I had the pleasure of attending the workshop "Home Cooking with Herbs and Palate Awakening," hosted by Betsy Williams while at the Commonground Country Fair last weekend.
Here's what I learned:
When harvesting perennial herbs in your garden, don't cut them back more than half. On an equinox, don't cut back more than a quarter.
Air-dry your herbs until they are crisp. They should be easy to pulverize when you rub them between your fingers.
Something I didn't know before: keep your herbs on their stems until you use them. When stuffing the dried herbs in jars to preserve, don't remove them from the stems! Handling herbs breaks their cells and wastes culinary flavor and medicinal properties.
Once dry, store them in airtight containers. Ball jars work very well.
When using the herbs for cooking or healing, strip the stems of the leaves, but don't throw the stems away. They can be used for roasting or grilling. All parts of the herb have the same flavor!
Tender herbs like basil, dill, parsley, etc. can be placed in a bag and frozen. Betsy doesn't even wash them first, because she gardens organically and knows her herbs are clean.
For herbs that aren't as tender, add 2 cups of herb leaves to enough olive oil to blend and make a slurry. Pack the paste into a ziplock bag and freeze. Or, you can freeze the paste into ice cube trays first for portion-size use.
Basil stays bright green when freezing in a paste because the oil keeps it from turning black.
Always use the best butter: organic, fresh, and preferably local.
It should be room temperature and easily mashable with a fork.
For every stick of butter, chop up and toss in 2-3 teaspoons of herbs. You can use more than one type of herb, like rosemary/sage, rosemary/lavender, sage/basil.
Also, if it's to your inclination, you can add 1-2 cloves of pressed garlic.
Your final ingredient? Lemon.

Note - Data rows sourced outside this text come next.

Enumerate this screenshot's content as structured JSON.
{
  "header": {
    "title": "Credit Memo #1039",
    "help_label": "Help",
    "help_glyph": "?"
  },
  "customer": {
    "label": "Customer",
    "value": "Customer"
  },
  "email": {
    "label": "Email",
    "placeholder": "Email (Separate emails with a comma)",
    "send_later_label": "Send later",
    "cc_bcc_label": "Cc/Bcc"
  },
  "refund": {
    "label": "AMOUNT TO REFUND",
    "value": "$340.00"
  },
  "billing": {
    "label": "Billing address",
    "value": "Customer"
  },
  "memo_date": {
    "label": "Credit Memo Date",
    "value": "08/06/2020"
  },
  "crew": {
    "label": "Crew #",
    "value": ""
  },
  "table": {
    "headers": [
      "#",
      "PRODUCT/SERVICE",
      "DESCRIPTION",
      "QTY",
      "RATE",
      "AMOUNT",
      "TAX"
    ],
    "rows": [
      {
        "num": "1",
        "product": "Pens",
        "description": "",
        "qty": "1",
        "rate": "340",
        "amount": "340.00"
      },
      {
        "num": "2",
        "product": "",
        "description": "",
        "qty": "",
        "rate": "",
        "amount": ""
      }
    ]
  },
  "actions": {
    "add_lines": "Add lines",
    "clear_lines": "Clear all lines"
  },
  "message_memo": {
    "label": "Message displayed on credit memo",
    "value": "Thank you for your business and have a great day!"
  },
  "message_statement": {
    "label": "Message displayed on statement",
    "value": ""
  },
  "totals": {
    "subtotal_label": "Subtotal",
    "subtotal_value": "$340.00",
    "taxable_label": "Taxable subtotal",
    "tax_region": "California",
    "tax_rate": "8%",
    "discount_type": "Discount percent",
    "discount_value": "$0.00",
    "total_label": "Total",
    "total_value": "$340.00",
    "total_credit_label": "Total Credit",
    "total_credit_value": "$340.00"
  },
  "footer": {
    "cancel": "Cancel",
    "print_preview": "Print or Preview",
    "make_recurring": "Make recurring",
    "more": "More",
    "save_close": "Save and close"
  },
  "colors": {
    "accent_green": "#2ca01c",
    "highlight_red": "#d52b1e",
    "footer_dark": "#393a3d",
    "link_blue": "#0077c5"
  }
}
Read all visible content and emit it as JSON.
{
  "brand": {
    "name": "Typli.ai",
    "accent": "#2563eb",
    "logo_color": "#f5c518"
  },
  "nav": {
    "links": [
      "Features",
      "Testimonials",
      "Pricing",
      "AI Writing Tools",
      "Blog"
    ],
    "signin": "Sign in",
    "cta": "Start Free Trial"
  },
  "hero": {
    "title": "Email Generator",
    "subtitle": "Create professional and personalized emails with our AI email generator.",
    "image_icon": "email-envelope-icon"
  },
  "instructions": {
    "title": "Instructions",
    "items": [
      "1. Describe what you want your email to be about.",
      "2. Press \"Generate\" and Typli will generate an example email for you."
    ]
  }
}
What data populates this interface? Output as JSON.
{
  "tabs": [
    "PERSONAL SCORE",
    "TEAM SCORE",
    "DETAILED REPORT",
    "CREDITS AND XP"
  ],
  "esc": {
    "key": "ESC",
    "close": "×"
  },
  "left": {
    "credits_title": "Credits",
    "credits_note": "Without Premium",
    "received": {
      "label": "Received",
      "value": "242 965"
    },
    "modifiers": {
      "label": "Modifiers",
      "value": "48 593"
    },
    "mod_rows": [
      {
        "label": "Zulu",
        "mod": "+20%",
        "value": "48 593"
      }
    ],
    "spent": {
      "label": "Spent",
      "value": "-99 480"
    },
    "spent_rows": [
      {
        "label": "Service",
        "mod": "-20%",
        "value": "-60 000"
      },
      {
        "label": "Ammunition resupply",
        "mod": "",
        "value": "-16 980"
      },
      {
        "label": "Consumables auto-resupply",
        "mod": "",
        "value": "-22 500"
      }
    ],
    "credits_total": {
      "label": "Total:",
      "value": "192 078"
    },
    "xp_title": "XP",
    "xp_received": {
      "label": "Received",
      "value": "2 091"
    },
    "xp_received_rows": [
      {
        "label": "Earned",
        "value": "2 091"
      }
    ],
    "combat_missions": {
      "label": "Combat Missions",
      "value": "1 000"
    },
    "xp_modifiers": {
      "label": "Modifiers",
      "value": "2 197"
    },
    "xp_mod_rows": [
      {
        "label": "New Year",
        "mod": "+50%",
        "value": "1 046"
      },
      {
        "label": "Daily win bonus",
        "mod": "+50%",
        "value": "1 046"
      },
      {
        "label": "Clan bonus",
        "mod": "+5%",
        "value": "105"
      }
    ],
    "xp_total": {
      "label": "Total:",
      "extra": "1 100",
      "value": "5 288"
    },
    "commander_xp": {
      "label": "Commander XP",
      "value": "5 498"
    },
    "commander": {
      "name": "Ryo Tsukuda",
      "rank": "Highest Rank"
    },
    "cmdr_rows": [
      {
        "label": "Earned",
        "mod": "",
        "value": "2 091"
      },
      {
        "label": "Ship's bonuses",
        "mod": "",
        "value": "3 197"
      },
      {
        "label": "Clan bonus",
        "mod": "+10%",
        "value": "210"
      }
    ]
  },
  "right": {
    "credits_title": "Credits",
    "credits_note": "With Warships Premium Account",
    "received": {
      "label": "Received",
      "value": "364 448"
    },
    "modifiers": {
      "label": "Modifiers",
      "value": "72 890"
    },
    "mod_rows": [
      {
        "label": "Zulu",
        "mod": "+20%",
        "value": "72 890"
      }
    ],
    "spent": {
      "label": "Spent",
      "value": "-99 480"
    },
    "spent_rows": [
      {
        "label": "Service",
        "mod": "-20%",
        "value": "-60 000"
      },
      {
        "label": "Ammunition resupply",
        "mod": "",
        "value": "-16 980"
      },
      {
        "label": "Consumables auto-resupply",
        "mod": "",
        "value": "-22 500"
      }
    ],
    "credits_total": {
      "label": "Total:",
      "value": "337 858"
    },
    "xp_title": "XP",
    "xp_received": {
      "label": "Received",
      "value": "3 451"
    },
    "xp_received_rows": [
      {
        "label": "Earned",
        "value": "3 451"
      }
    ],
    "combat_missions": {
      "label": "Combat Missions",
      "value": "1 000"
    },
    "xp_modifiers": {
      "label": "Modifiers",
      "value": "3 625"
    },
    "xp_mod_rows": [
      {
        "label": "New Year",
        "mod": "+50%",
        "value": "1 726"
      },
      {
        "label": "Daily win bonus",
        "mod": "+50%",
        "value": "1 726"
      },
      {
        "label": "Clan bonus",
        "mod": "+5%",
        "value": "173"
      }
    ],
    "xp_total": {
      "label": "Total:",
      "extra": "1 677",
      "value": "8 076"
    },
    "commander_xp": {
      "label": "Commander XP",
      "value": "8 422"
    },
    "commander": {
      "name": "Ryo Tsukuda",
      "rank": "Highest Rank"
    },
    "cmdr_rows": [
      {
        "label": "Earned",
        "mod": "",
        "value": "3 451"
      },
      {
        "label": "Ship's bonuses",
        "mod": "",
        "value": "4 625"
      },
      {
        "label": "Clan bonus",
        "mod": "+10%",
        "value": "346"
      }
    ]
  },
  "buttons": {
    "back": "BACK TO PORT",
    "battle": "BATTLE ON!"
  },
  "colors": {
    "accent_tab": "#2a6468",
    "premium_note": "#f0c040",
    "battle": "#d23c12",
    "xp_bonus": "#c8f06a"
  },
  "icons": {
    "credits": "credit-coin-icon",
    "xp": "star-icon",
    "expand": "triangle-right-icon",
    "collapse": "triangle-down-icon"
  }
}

Add a few drops of lemon to the mix and it'll perk up the flavor.
Herb butter can be frozen for up to one year.
Betsy passed around a tray of Wheat Thins topped with her herb butter. I ate one. Then I immediately started thinking of ways to ask for more.
Fill a canning jar to the brim with your herbs of choice. Add vinegar to the jar until it reaches the top. Keep the jar in a cool, dark place for 2-3 weeks. Strain.

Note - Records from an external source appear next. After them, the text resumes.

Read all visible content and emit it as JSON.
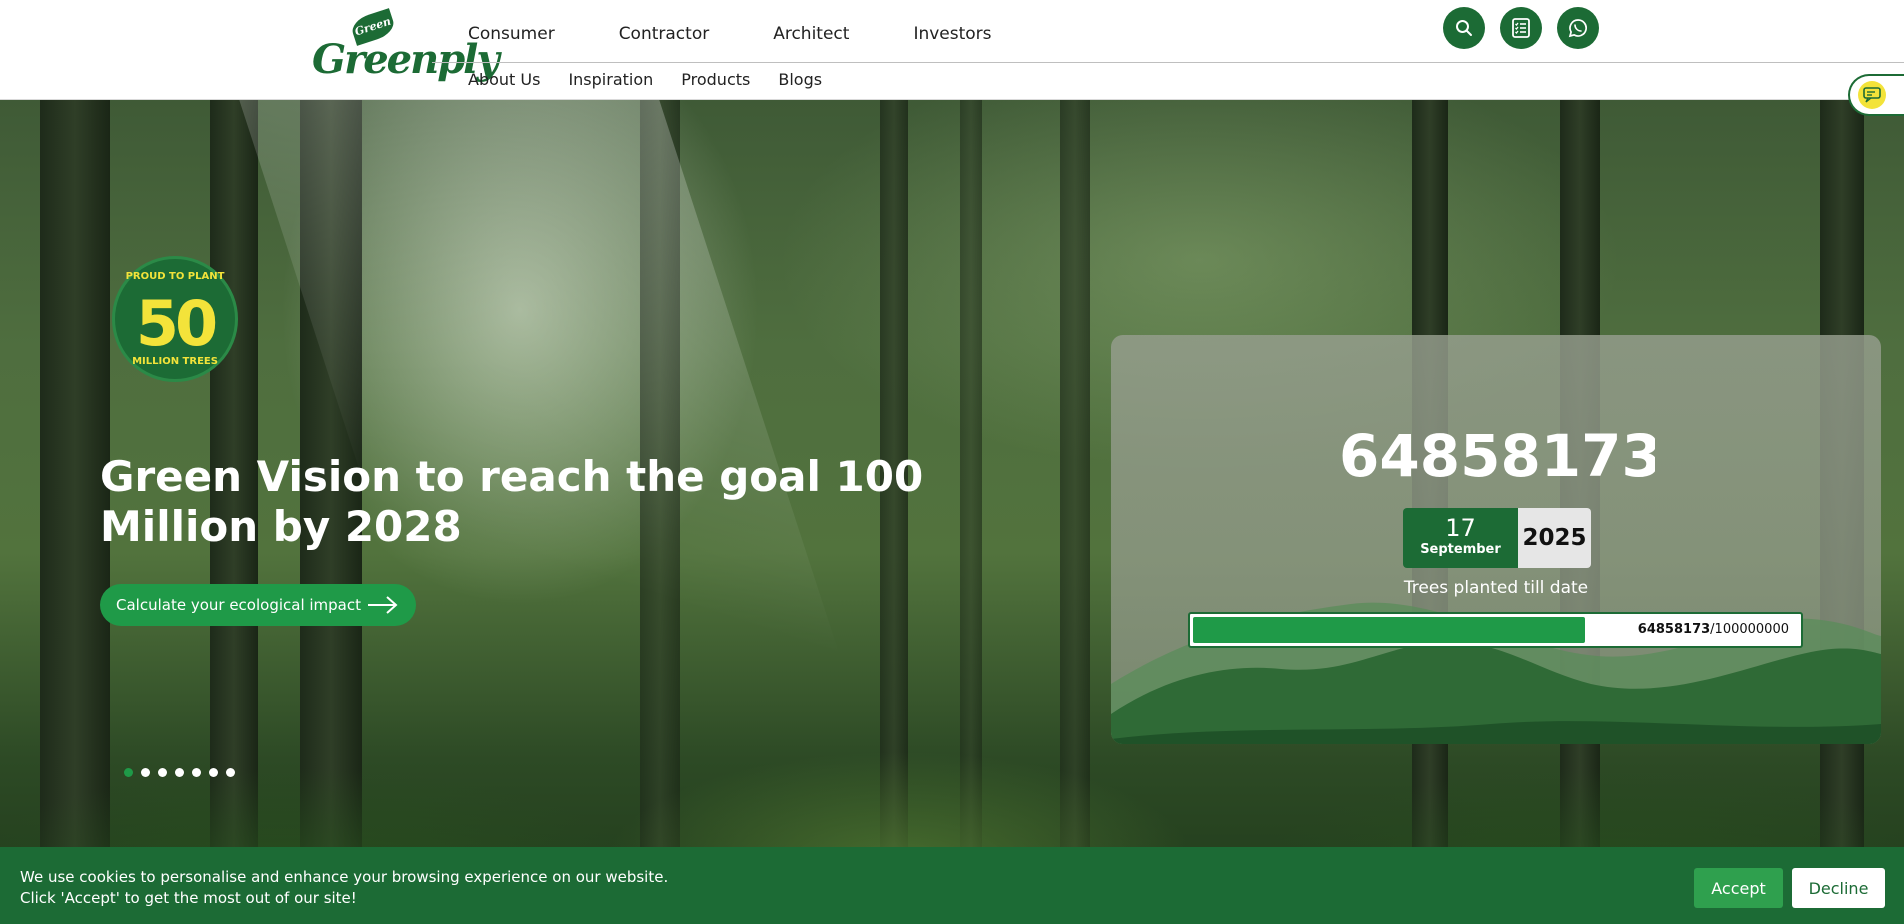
{
  "header": {
    "logo_text": "Greenply",
    "logo_leaf_text": "Green",
    "main_nav": [
      "Consumer",
      "Contractor",
      "Architect",
      "Investors"
    ],
    "sub_nav": [
      "About Us",
      "Inspiration",
      "Products",
      "Blogs"
    ],
    "icons": [
      "search-icon",
      "checklist-icon",
      "whatsapp-icon"
    ]
  },
  "hero": {
    "badge": {
      "top_text": "PROUD TO PLANT",
      "number": "50",
      "bottom_text": "MILLION TREES"
    },
    "title": "Green Vision to reach the goal 100 Million by 2028",
    "cta_label": "Calculate your ecological impact",
    "slider_dots": 7,
    "active_dot": 0
  },
  "counter": {
    "odometer_digits": [
      "6",
      "4",
      "8",
      "5",
      "8",
      "1",
      "7",
      "3"
    ],
    "date_day": "17",
    "date_month": "September",
    "date_year": "2025",
    "label": "Trees planted till date",
    "planted": "64858173",
    "goal": "/100000000",
    "progress_fraction": 0.648
  },
  "cookie": {
    "line1": "We use cookies to personalise and enhance your browsing experience on our website.",
    "line2": "Click 'Accept' to get the most out of our site!",
    "accept_label": "Accept",
    "decline_label": "Decline"
  },
  "colors": {
    "brand_green": "#1c6b35",
    "accent_green": "#1f9a48",
    "badge_yellow": "#f3e33a"
  }
}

That's it! You've made herb vinegar!
You can also make something called Mrs. Thrift's "Garbage Vinegar."
Fill a canning jar to the top with your favorite vinegar (Betsy suggested white balsamic vinegar). While cooking and working with herbs, take all your extra bits and add them to the jar, covering it back up after every addition (you don't want to provide an awesome environment for fruit flies).
You can also add peppers, citrus, or anything that you want to flavor up your vinegar.

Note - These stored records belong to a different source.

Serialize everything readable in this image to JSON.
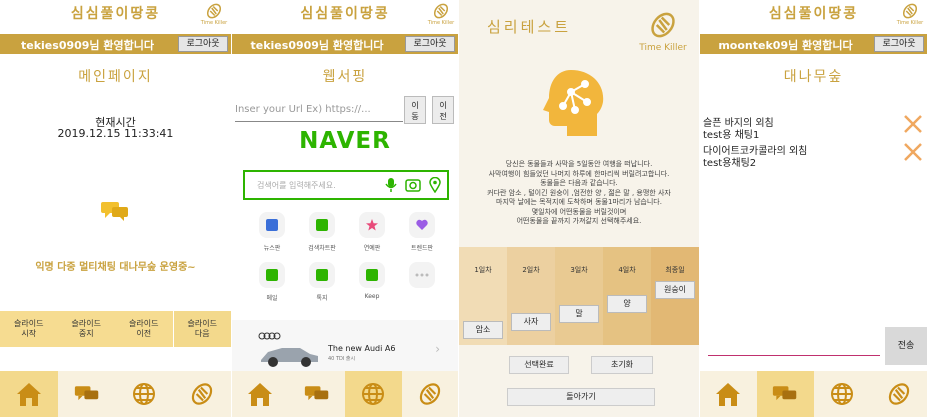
{
  "app": {
    "title": "심심풀이땅콩",
    "brand": "Time Killer",
    "accent": "#c9a23f"
  },
  "panel1": {
    "user_greeting": "tekies0909님 환영합니다",
    "logout": "로그아웃",
    "page_title": "메인페이지",
    "time_label": "현재시간",
    "time_value": "2019.12.15 11:33:41",
    "slogan": "익명 다중 멀티채팅 대나무숲 운영중~",
    "slide_buttons": [
      {
        "l1": "슬라이드",
        "l2": "시작"
      },
      {
        "l1": "슬라이드",
        "l2": "중지"
      },
      {
        "l1": "슬라이드",
        "l2": "이전"
      },
      {
        "l1": "슬라이드",
        "l2": "다음"
      }
    ]
  },
  "panel2": {
    "user_greeting": "tekies0909님 환영합니다",
    "logout": "로그아웃",
    "page_title": "웹서핑",
    "url_placeholder": "Inser your Url Ex) https://...",
    "move_button": {
      "l1": "이",
      "l2": "동"
    },
    "back_button": {
      "l1": "이",
      "l2": "전"
    },
    "naver_logo": "NAVER",
    "search_placeholder": "검색어를 입력해주세요.",
    "services_row1": [
      "뉴스판",
      "검색차트판",
      "연예판",
      "트렌드판"
    ],
    "services_row2": [
      "메일",
      "톡지",
      "Keep",
      ""
    ],
    "ad_title": "The new Audi A6",
    "ad_sub": "40 TDI 출시"
  },
  "panel3": {
    "title": "심리테스트",
    "brand": "Time Killer",
    "story": [
      "당신은 동물들과 사막을 5일동안 여행을 떠납니다.",
      "사막여행이 힘들었던 나머지 하루에 한마리씩 버릴려고합니다.",
      "동물들은 다음과 같습니다.",
      "커다란 암소 , 털이긴 원숭이 ,엄전한 양 , 젊은 말 , 용맹한 사자",
      "마지막 날에는 목적지에 도착하며 동물1마리가 남습니다.",
      "몇일차에 어떤동물을 버릴것이며",
      "어떤동물을 끝까지 가져갈지 선택해주세요."
    ],
    "days": [
      "1일차",
      "2일차",
      "3일차",
      "4일차",
      "최종일"
    ],
    "animals": [
      "암소",
      "사자",
      "말",
      "양",
      "원숭이"
    ],
    "select_done": "선택완료",
    "reset": "초기화",
    "go_back": "돌아가기"
  },
  "panel4": {
    "user_greeting": "moontek09님 환영합니다",
    "logout": "로그아웃",
    "page_title": "대나무숲",
    "posts": [
      {
        "title": "슬픈 바지의 외침",
        "room": "test용 채팅1"
      },
      {
        "title": "다이어트코카콜라의 외침",
        "room": "test용채팅2"
      }
    ],
    "send": "전송"
  }
}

As Betsy said, "In all the odd bits go."
Once your jar is full of herbs, tightly cover and let it sit for 2-3 weeks in a cool, dark place.
Strain and discard what's left.
No two jars of Garbage Vinegar are the same!
Notes on vinegar:
White distilled vinegar is not ideal for cooking because it is not fermented. Fermentation is better for our bodies than distillation. Distilled vinegar can be used for cleaning, however.
Try raw unfiltered apple cider vinegar.
Always read the label on vinegar bottles to see what it's distilled in. In the last few years, vinegar producers have been required to provide this information. Some white distilled vinegars are actually distilled from wood chips!
Also, stay away from seasoned vinegar. You'll be adding flavor yourself and you want to start with an "unadulterated" product.
To make herb mustard, chop 2-4 tablespoons of herbs as finely as you can and add to your homemade mustard.
Homemade mustard is very easy to make! Buy whole mustard seed, measure out 2-4 tablespoons and cover it with liquid (any edible liquid you want: beer, rum, apple cider, fruit juice, wine, etc.). Let it sit overnight and, by the morning, all the liquid will be dissolved and you'll have your own homemade mustard.
In addition to herbs, you can also mix in some horseradish or garlic to your mustard.
Mustard cannot spoil, even if it's left in the pantry and is not refrigerated.
You can use mustard in cooking by:
deglazing pans with it
slathering it under chicken skin
topping steak with it and adding sauteed onions
pairing it with breaded fish
Pesto can be made with any herb (doesn't have to be basil!). Use olive oil and any mixture of herbs you want. Betsy uses Romano cheese in her recipes. Also, she uses walnuts instead of the "normal" pine nuts because they're much cheaper and keep longer. Once you've created your own signature pesto, you can freeze it in cubes or straight up in a ziplock bag. It will spoil after a while in the refrigerator, so freeze smaller portions to avoid waste.
Herb butters, vinegar, mustard, and pesto bring sass to cooking and always work well as gifts (wouldn't you know, gift-giving season is right around the corner!).
If you decide to make some vinegar (herb or Garbage), I'd love to know what you included in it.